From the middle of the 8th century to the 10th, Brycheiniog proper often bore the brunt of Mercian attacks, and many of the castles on its eastern border had their origin in that period. Subsequently, when Bernard de Newmarch and his Norman followers obtained possession of the country in the last quarter of the 11th century, these were converted into regular fortresses. Bernard himself initiated this policy by building a castle at Talgarth on the Upper Wye, but in 1091 he moved southwards, defeated the regulus of Brycheiniog, Bleddyn ab Maenarch, and his brother-in-law Rhys ap Tewdwr, the prince of south-west Wales, and with materials obtained from the Roman fort of Caer Bannau, built a castle at Brecon, which he made his caput baroniae. Brycheiniog was then converted into a lordship marcher and passed to the Fitzwalter, de Breos, the Bohun and the Stafford families in succession, remaining unaffected by the Statute of Rhuddlan (1282), as it formed part of the marches, and not of the principality of Wales.

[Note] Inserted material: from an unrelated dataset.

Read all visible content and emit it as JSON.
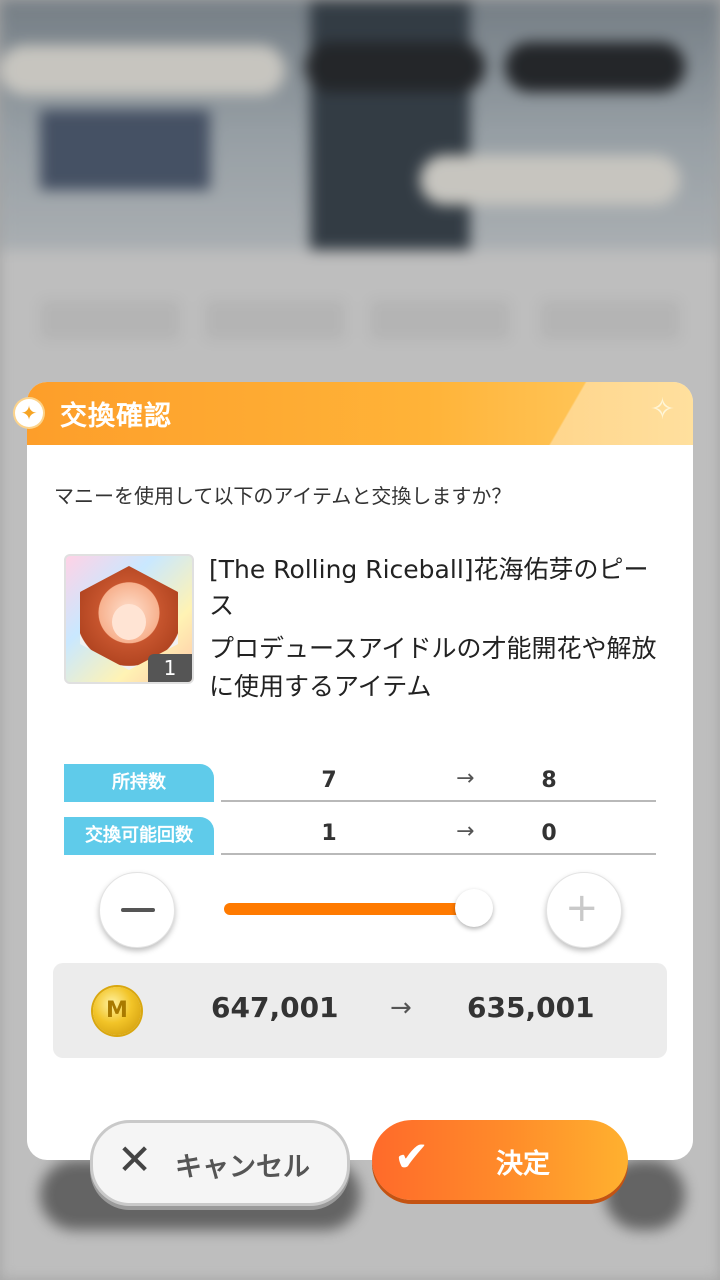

The Irfon valley, near Builth, was, however, the scene of the last struggle between the English and Llewelyn, who in 1282 fell in a petty skirmish in that district. The old spirit of independence flickered once again when Owen Glendower marched to Brecon in 1403. Upon the attainder of Edward, duke of Buckingham, in 1521, the lordship of Brecon with its dependencies became vested in the crown. In 1536 it was grouped with a whole series of petty lordships marcher and the lordship of Builth to form the county of Brecknock with Brecon as the county town, and the place for holding the county court. The county returns one member to parliament, and has done so since 1536; the borough of Brecon, with the town of Llywel, had also a separate representative from the same date till 1885, when it became merged in the county.